Family car trips are part of everyone’s summer, and while many family vehicles now have built-in dvd players, consider taking along some of these classics as alternatives when even watching a movie gets boring.
Etch-a-Sketch [5yrs-up] was originally developed by a French auto mechanic, Arthur Granjean, who introduced his invention at the 1959 Toy Fair in Nuremberg, Germany. Only Ohio Art Company had the foresight to invest $25,000 for the license- at the time an unheard of sum. However, in 1998 Etch-a-Sketch was inducted into the National Toy Hall of Fame, which recognizes toys whose popularity has lasted over generations.
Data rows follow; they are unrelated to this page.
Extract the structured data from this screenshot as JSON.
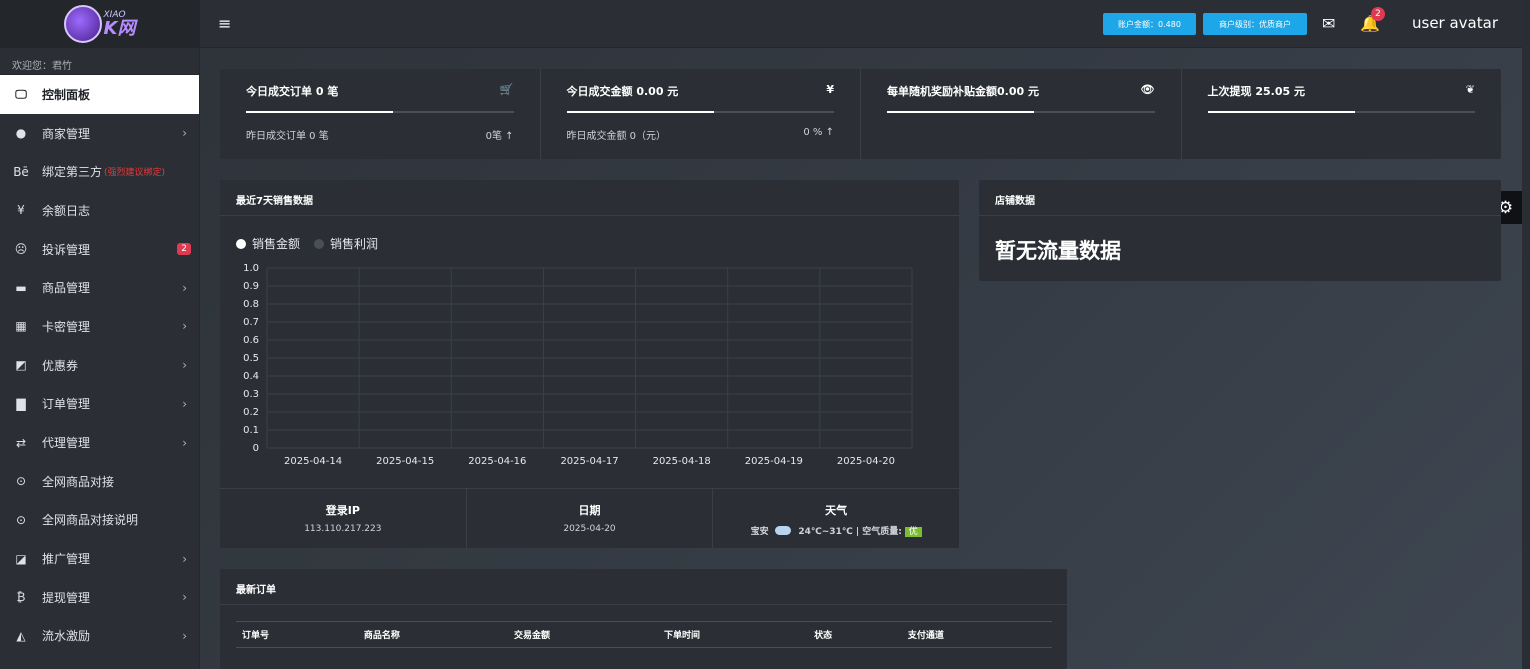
{
  "sidebar": {
    "logo": {
      "small": "XIAO",
      "big": "K网"
    },
    "welcome": "欢迎您：君竹",
    "items": [
      {
        "label": "控制面板",
        "icon": "monitor-icon",
        "glyph": "🖵",
        "active": true,
        "chevron": false
      },
      {
        "label": "商家管理",
        "icon": "user-circle-icon",
        "glyph": "●",
        "chevron": true
      },
      {
        "label": "绑定第三方",
        "note": "(强烈建议绑定)",
        "icon": "behance-icon",
        "glyph": "Bē",
        "chevron": false
      },
      {
        "label": "余额日志",
        "icon": "yen-icon",
        "glyph": "¥",
        "chevron": false
      },
      {
        "label": "投诉管理",
        "icon": "frown-icon",
        "glyph": "☹",
        "badge": "2",
        "chevron": false
      },
      {
        "label": "商品管理",
        "icon": "shopping-bag-icon",
        "glyph": "▬",
        "chevron": true
      },
      {
        "label": "卡密管理",
        "icon": "grid-icon",
        "glyph": "▦",
        "chevron": true
      },
      {
        "label": "优惠券",
        "icon": "coupon-icon",
        "glyph": "◩",
        "chevron": true
      },
      {
        "label": "订单管理",
        "icon": "bar-chart-icon",
        "glyph": "▇",
        "chevron": true
      },
      {
        "label": "代理管理",
        "icon": "exchange-icon",
        "glyph": "⇄",
        "chevron": true
      },
      {
        "label": "全网商品对接",
        "icon": "dot-circle-icon",
        "glyph": "⊙",
        "chevron": false
      },
      {
        "label": "全网商品对接说明",
        "icon": "dot-circle-icon",
        "glyph": "⊙",
        "chevron": false
      },
      {
        "label": "推广管理",
        "icon": "external-link-icon",
        "glyph": "◪",
        "chevron": true
      },
      {
        "label": "提现管理",
        "icon": "bitcoin-icon",
        "glyph": "₿",
        "chevron": true
      },
      {
        "label": "流水激励",
        "icon": "gitlab-icon",
        "glyph": "◭",
        "chevron": true
      }
    ]
  },
  "header": {
    "account_balance": "账户金额：0.480",
    "merchant_level": "商户级别：优质商户",
    "bell_badge": "2",
    "avatar": "user avatar"
  },
  "stats": [
    {
      "title": "今日成交订单 0 笔",
      "icon": "cart-icon",
      "glyph": "🛒",
      "progress": 0.55,
      "sub_left": "昨日成交订单 0 笔",
      "sub_right": "0笔 ↑"
    },
    {
      "title": "今日成交金额 0.00 元",
      "icon": "yen-icon",
      "glyph": "¥",
      "progress": 0.55,
      "sub_left": "昨日成交金额 0（元）",
      "sub_right": "0 % ↑"
    },
    {
      "title": "每单随机奖励补贴金额0.00 元",
      "icon": "eye-icon",
      "glyph": "👁",
      "progress": 0.55,
      "sub_left": "",
      "sub_right": ""
    },
    {
      "title": "上次提现 25.05 元",
      "icon": "leaf-icon",
      "glyph": "❦",
      "progress": 0.55,
      "sub_left": "",
      "sub_right": ""
    }
  ],
  "sales_panel": {
    "title": "最近7天销售数据",
    "info": [
      {
        "label": "登录IP",
        "value": "113.110.217.223"
      },
      {
        "label": "日期",
        "value": "2025-04-20"
      },
      {
        "label": "天气",
        "city": "宝安",
        "temp": "24℃~31℃ | 空气质量:",
        "aq": "优"
      }
    ]
  },
  "chart_data": {
    "type": "line",
    "categories": [
      "2025-04-14",
      "2025-04-15",
      "2025-04-16",
      "2025-04-17",
      "2025-04-18",
      "2025-04-19",
      "2025-04-20"
    ],
    "series": [
      {
        "name": "销售金额",
        "values": [
          0,
          0,
          0,
          0,
          0,
          0,
          0
        ],
        "color": "#ffffff"
      },
      {
        "name": "销售利润",
        "values": [
          0,
          0,
          0,
          0,
          0,
          0,
          0
        ],
        "color": "#4a4f57"
      }
    ],
    "ylim": [
      0,
      1.0
    ],
    "yticks": [
      "0",
      "0.1",
      "0.2",
      "0.3",
      "0.4",
      "0.5",
      "0.6",
      "0.7",
      "0.8",
      "0.9",
      "1.0"
    ],
    "grid": true,
    "legend": "top-left"
  },
  "store_panel": {
    "title": "店铺数据",
    "message": "暂无流量数据"
  },
  "orders_panel": {
    "title": "最新订单",
    "columns": [
      "订单号",
      "商品名称",
      "交易金额",
      "下单时间",
      "状态",
      "支付通道"
    ]
  }
}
View Master [3yrs-up] was the brainchild of Harold Graves, president of Sawyer’s Photographic Services and a camera buff named William Gruber. They introduced “View Master”, an updated version of the 19th centruy stereoscopes at the 1939 World’s Fair. The company initially sold views of scenic attractions around the US, but in 1951 they acquired their main competitor, Tru View, and the license to all the Disney characters, Disneyland/World scenes and movies. View Master was inducted into the Toy Hall of Fame in 1999.
Rubik’s Cube [5-up]. Amazingly, this classic has not been recognized by the Toy Hall of Fame (however, anyone can nominate a toy at the website). The inventor, Erno Rubik, was born in Budapest, Hungary. He studied sculpture and architecture and wanted to answer the question, “How could blocks move independently without falling apart?” He developed the puzzle cube in the spring of 1974 and applied for an Hungarian patent in 1975. The first cubes appeared in 1977. Rubik was one of the first self made millionaires of the communist era.The goal of the puzzle is to get all colors to match on all 6 sides. After years of group competitions, experts have learned to solve it in 24-28 moves. When introducing the cube to kids, a parent may want to stress that very few people really spend the time to get the ultimate solution in a few moves. The fun is in the trying.
Similar to Rubik’s Cube is the Classic 15 Puzzle [8-up] where the player slides tiles to get numbers 1-15 into correct order. Developed as “Imp” in 1880’s, the idea was introduced in it’s present form in 1933.
Kaleidoscope [3-up] is a tube containing a circle of mirrors and loose colored beads, plastic, or bits of glass that form brilliantly colored patterns. Originally developed in 1814 by David Brewster for experiments on light polarization. It was patented as a science tool in 1816, but was later copied as a children’s toy.
Finally, the Magic 8 Ball [8-up] the black and white plastic fortune teller can help while away auto tedium. The ball contains 20 possible answers: 10 are affirmative, 5 are negative and 5 non-committal. Wikipedia states that it takes approximately 72 questions for all 20 answers to turn up. How that translates into play hours is anyone’s guess.
All of these toys are under $20, easy to pack since they consist of one main part and can be used alone or shared with others.
If you’re looking for something to do this summer, check out the website of the Atlanta Convention and Visitor’s Bureau for a list of 50 things to do in the Atlanta area.